This morning’s tweetstorm by President Trump about Iran is a wonderful example of the myth of the “paper tiger”: the dangerous, usually mistaken, belief that an opponent is both hellbent on aggression and easily cowed by military action or the threats of its use. Over the span of four tweets, Trump demonstrates remarkable intellectual flexibility, with Iran viewed as everything from a massive threat to the world to a boxed-in has-been (“bust,” in Trump’s words). The first tweet lambastes President Barack Obama for appeasing a looming Iranian threat. By the second tweet, Iran is now a badly weakened opponent. But dangerous enough to warrant a multisite retaliatory strike (tweet 3), unless civilians are harmed, in which case Iran isn’t that pressing after all. The fourth tweet is the real masterwork, though. Trump simultaneously argues that Iran is fading, that the United States holds all the cards and that there’s “no hurry,” except that Iran’s nuclear ambitions threaten the entire world, justifying a public pledge that Iran will “never” acquire these weapons. Given these inconsistencies in threat assessment, it is no wonder that the policy process appears dysfunctional and subject to capture by personalities and political considerations within the Oval Office.
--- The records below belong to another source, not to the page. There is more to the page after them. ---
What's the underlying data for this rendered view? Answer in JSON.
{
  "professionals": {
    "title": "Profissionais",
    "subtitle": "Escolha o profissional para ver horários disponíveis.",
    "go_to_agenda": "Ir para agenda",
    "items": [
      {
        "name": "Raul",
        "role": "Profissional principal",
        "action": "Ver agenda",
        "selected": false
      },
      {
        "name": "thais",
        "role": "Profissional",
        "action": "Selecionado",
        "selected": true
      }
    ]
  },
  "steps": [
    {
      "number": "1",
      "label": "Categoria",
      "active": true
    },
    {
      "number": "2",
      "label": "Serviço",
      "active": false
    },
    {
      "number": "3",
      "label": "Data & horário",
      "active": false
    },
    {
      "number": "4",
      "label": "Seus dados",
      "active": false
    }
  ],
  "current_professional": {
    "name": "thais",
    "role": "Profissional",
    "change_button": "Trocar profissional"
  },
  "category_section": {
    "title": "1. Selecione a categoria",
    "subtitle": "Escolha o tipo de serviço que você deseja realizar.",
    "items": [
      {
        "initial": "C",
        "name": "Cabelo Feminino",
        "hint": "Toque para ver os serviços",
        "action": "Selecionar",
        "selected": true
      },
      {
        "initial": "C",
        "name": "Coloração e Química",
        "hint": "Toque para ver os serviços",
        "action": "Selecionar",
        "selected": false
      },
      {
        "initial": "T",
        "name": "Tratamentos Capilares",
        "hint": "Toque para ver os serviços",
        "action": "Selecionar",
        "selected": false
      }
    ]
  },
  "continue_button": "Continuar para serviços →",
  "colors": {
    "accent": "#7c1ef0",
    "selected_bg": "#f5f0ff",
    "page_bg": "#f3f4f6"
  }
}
Austin Carson is an assistant professor of political science at the University of Chicago. He asks what Trump’s motivations were for calling off the retaliatory action.

For me, the $64,000 question is: What underlies Trump’s concern about whether a strike with human fatalities would be a proportionate response to Iran’s attack on a pilotless drone? Perhaps because a disproportionate retaliation would be illegal under the laws of war? Or he worried about human suffering, or U.S. reputation, or the possibility that it would kick off an escalatory spiral where Iran would respond in turn? Or simple reelection concerns?

We have no way to know at this point, but my money is on escalation. Trump was surely briefed on how different U.S. responses would affect the likelihood of a violent Iranian response. Given Iran’s own rhetoric and its leadership dynamics, a U.S. attack that led to triple-digit casualties would almost certainly lead Iran to try to retaliate in kind. Even a limited tit-for-tat exchange would create an intense, months-long crisis that would seize attention Trump clearly would prefer to have focus on other things (i.e., immigration and the economy). He likes to raise the temperature through “maximum pressure,” but this would be a whole new ballgame.

Of course, this assumes Trump’s decision was reasoned and not pure impulse. Here I think it’s important to remember that gut reactions, intuition and strategy are not at all incompatible. Trump’s decision may have been a somewhat impulsive gut reaction which reflected his intuition that “this could get messy.” Trump need not be trained in game theory to understand an escalatory spiral would be likely and might damage him politically, which is what he most likely cares about the most.

Rose Kelanic is an assistant professor of political science at Notre Dame. She said that Trump may have lucked into the right response.

Trump stumbled onto the right policy — avoiding war — but the bizarre last-minute change in plans will surely confuse Iranian leaders. Avoiding unwanted escalation is hard enough when both sides strategically signal restraint. Trump signals randomness. Policy by Magic 8 Ball? Speculators might bid up oil prices in the short run, but even if war occurs, long-run supply disruption remains unlikely. And remember, 4 billion barrels of U.S. and allied strategic petroleum reserves (SPRs) can compensate for gaps.